## Directions for this task
Output each entry exactly; skip nothing.

## Records drawn from a dataset
- Opening Delimiter -

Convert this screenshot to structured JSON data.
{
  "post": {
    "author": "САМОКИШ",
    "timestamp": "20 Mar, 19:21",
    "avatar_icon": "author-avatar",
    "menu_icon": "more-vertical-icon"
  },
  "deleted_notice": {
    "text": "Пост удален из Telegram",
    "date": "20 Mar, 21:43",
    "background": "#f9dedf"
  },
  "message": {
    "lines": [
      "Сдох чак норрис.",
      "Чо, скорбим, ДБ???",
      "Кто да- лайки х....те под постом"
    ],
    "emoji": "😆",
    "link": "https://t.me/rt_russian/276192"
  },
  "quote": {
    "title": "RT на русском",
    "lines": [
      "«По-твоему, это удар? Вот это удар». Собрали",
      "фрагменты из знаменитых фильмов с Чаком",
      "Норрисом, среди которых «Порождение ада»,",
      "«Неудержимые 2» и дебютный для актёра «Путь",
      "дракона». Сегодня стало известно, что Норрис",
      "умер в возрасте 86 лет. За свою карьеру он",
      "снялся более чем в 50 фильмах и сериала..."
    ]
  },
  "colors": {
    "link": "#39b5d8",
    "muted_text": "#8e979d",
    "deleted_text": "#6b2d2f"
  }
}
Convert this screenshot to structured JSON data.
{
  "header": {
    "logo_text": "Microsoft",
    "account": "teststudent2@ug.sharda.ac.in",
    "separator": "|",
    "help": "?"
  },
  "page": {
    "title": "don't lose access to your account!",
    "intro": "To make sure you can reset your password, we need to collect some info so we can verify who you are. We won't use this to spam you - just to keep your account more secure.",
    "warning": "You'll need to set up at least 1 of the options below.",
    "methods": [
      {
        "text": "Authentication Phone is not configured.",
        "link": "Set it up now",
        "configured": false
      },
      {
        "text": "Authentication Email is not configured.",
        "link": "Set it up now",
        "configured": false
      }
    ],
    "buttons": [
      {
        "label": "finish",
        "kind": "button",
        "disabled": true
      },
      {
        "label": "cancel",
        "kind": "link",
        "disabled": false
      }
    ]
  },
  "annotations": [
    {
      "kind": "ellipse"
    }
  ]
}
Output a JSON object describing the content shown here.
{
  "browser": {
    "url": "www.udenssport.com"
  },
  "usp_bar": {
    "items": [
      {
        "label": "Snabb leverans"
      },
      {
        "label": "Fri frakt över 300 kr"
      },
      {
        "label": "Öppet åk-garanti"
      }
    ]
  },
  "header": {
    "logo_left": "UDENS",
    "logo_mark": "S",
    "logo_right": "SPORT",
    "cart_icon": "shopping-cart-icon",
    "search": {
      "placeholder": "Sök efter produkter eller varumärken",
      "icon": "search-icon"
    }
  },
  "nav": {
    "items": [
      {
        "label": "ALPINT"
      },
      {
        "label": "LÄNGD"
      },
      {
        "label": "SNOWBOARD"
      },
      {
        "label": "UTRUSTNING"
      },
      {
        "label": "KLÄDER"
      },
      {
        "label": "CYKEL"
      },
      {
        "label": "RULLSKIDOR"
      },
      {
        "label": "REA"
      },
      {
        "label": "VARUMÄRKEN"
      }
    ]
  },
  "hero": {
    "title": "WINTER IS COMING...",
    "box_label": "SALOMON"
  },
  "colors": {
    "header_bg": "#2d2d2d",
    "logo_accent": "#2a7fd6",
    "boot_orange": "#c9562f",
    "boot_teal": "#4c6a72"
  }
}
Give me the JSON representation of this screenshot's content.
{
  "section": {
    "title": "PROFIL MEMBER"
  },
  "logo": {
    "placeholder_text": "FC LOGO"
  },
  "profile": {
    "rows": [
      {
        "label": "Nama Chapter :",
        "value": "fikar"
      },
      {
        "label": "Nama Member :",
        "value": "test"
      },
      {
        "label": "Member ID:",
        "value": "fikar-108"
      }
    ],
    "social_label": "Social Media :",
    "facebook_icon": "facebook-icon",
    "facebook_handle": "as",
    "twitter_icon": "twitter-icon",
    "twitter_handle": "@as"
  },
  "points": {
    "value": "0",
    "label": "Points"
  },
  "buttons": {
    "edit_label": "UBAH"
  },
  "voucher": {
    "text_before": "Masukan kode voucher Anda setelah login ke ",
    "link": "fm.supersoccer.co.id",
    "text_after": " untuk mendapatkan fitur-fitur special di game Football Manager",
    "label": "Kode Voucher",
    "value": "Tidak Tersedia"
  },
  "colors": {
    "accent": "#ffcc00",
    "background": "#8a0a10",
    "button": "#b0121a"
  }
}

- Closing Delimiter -

## Output below
Convert this screenshot to structured JSON data.
{
  "post": {
    "author": "САМОКИШ",
    "timestamp": "20 Mar, 19:21",
    "avatar_icon": "author-avatar",
    "menu_icon": "more-vertical-icon"
  },
  "deleted_notice": {
    "text": "Пост удален из Telegram",
    "date": "20 Mar, 21:43",
    "background": "#f9dedf"
  },
  "message": {
    "lines": [
      "Сдох чак норрис.",
      "Чо, скорбим, ДБ???",
      "Кто да- лайки х....те под постом"
    ],
    "emoji": "😆",
    "link": "https://t.me/rt_russian/276192"
  },
  "quote": {
    "title": "RT на русском",
    "lines": [
      "«По-твоему, это удар? Вот это удар». Собрали",
      "фрагменты из знаменитых фильмов с Чаком",
      "Норрисом, среди которых «Порождение ада»,",
      "«Неудержимые 2» и дебютный для актёра «Путь",
      "дракона». Сегодня стало известно, что Норрис",
      "умер в возрасте 86 лет. За свою карьеру он",
      "снялся более чем в 50 фильмах и сериала..."
    ]
  },
  "colors": {
    "link": "#39b5d8",
    "muted_text": "#8e979d",
    "deleted_text": "#6b2d2f"
  }
}
Convert this screenshot to structured JSON data.
{
  "header": {
    "logo_text": "Microsoft",
    "account": "teststudent2@ug.sharda.ac.in",
    "separator": "|",
    "help": "?"
  },
  "page": {
    "title": "don't lose access to your account!",
    "intro": "To make sure you can reset your password, we need to collect some info so we can verify who you are. We won't use this to spam you - just to keep your account more secure.",
    "warning": "You'll need to set up at least 1 of the options below.",
    "methods": [
      {
        "text": "Authentication Phone is not configured.",
        "link": "Set it up now",
        "configured": false
      },
      {
        "text": "Authentication Email is not configured.",
        "link": "Set it up now",
        "configured": false
      }
    ],
    "buttons": [
      {
        "label": "finish",
        "kind": "button",
        "disabled": true
      },
      {
        "label": "cancel",
        "kind": "link",
        "disabled": false
      }
    ]
  },
  "annotations": [
    {
      "kind": "ellipse"
    }
  ]
}
Output a JSON object describing the content shown here.
{
  "browser": {
    "url": "www.udenssport.com"
  },
  "usp_bar": {
    "items": [
      {
        "label": "Snabb leverans"
      },
      {
        "label": "Fri frakt över 300 kr"
      },
      {
        "label": "Öppet åk-garanti"
      }
    ]
  },
  "header": {
    "logo_left": "UDENS",
    "logo_mark": "S",
    "logo_right": "SPORT",
    "cart_icon": "shopping-cart-icon",
    "search": {
      "placeholder": "Sök efter produkter eller varumärken",
      "icon": "search-icon"
    }
  },
  "nav": {
    "items": [
      {
        "label": "ALPINT"
      },
      {
        "label": "LÄNGD"
      },
      {
        "label": "SNOWBOARD"
      },
      {
        "label": "UTRUSTNING"
      },
      {
        "label": "KLÄDER"
      },
      {
        "label": "CYKEL"
      },
      {
        "label": "RULLSKIDOR"
      },
      {
        "label": "REA"
      },
      {
        "label": "VARUMÄRKEN"
      }
    ]
  },
  "hero": {
    "title": "WINTER IS COMING...",
    "box_label": "SALOMON"
  },
  "colors": {
    "header_bg": "#2d2d2d",
    "logo_accent": "#2a7fd6",
    "boot_orange": "#c9562f",
    "boot_teal": "#4c6a72"
  }
}
Give me the JSON representation of this screenshot's content.
{
  "section": {
    "title": "PROFIL MEMBER"
  },
  "logo": {
    "placeholder_text": "FC LOGO"
  },
  "profile": {
    "rows": [
      {
        "label": "Nama Chapter :",
        "value": "fikar"
      },
      {
        "label": "Nama Member :",
        "value": "test"
      },
      {
        "label": "Member ID:",
        "value": "fikar-108"
      }
    ],
    "social_label": "Social Media :",
    "facebook_icon": "facebook-icon",
    "facebook_handle": "as",
    "twitter_icon": "twitter-icon",
    "twitter_handle": "@as"
  },
  "points": {
    "value": "0",
    "label": "Points"
  },
  "buttons": {
    "edit_label": "UBAH"
  },
  "voucher": {
    "text_before": "Masukan kode voucher Anda setelah login ke ",
    "link": "fm.supersoccer.co.id",
    "text_after": " untuk mendapatkan fitur-fitur special di game Football Manager",
    "label": "Kode Voucher",
    "value": "Tidak Tersedia"
  },
  "colors": {
    "accent": "#ffcc00",
    "background": "#8a0a10",
    "button": "#b0121a"
  }
}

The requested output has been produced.